Brief |
Go through the lines of the material and tally those with the string "avatar"; reply with the number alone.

Records for the task |
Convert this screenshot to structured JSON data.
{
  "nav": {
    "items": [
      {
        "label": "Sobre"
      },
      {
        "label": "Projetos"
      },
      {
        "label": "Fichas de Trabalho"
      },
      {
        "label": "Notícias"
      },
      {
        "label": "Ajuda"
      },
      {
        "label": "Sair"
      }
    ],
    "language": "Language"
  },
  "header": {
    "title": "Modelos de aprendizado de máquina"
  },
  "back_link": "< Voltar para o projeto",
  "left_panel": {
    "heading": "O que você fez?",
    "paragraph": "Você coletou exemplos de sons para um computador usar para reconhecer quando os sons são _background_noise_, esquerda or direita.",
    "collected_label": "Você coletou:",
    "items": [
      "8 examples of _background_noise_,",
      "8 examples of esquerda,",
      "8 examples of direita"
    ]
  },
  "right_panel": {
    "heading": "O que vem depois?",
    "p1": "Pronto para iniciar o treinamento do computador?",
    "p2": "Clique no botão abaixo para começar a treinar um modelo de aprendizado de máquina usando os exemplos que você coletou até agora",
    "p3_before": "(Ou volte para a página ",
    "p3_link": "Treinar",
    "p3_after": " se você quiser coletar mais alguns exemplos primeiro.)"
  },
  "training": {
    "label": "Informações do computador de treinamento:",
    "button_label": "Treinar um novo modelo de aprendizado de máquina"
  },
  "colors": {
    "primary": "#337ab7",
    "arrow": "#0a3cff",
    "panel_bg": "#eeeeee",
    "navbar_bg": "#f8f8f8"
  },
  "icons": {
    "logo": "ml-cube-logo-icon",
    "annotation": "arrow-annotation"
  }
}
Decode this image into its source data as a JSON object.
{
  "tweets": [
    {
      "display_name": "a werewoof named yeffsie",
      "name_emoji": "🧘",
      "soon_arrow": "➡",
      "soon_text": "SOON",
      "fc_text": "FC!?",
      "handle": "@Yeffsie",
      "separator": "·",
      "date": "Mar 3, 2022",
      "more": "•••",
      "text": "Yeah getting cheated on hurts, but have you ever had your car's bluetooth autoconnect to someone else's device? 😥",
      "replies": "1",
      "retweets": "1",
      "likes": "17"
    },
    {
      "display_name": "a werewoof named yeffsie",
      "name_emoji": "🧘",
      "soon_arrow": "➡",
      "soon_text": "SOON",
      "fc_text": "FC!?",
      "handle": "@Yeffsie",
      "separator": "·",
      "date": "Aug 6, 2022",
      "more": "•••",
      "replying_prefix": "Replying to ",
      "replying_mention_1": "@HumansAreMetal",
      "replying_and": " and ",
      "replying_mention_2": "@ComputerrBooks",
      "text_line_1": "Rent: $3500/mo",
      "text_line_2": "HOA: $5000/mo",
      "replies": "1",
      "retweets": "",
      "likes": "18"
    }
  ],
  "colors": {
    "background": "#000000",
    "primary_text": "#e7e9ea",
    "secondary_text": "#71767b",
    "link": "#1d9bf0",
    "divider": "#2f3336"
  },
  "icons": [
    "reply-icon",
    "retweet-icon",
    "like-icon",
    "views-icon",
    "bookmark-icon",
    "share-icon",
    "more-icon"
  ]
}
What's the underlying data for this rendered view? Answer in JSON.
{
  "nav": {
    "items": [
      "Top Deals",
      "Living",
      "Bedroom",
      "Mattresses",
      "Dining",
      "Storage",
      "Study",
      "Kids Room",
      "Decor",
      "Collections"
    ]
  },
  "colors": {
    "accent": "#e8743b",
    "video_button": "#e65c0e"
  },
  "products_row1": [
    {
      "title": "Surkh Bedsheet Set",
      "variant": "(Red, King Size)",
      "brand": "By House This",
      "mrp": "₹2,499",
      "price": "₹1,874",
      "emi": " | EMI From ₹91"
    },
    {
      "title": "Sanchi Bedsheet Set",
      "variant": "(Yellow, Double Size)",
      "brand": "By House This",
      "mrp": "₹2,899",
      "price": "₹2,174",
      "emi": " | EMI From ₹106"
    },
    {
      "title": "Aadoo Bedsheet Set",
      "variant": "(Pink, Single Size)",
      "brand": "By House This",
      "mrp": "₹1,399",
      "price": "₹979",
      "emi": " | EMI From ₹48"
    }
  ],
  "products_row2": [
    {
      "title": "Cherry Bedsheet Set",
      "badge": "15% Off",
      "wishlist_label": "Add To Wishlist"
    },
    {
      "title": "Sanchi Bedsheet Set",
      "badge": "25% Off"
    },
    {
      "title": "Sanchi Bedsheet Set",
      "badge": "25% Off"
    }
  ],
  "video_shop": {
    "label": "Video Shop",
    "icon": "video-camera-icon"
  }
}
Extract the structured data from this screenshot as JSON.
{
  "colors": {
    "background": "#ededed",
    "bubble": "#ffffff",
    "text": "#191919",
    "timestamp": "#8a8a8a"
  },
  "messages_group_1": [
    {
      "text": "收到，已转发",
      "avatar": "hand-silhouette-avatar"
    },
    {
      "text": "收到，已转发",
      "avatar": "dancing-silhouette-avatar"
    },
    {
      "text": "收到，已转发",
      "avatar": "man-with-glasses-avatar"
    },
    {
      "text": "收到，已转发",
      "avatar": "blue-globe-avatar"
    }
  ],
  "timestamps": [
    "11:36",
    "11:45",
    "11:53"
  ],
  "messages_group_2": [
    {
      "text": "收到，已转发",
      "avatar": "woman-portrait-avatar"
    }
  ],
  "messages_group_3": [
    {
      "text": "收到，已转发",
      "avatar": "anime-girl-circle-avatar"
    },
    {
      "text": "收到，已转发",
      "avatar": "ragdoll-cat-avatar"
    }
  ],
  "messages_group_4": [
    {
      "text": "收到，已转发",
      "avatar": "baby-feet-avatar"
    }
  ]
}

Answer space |
8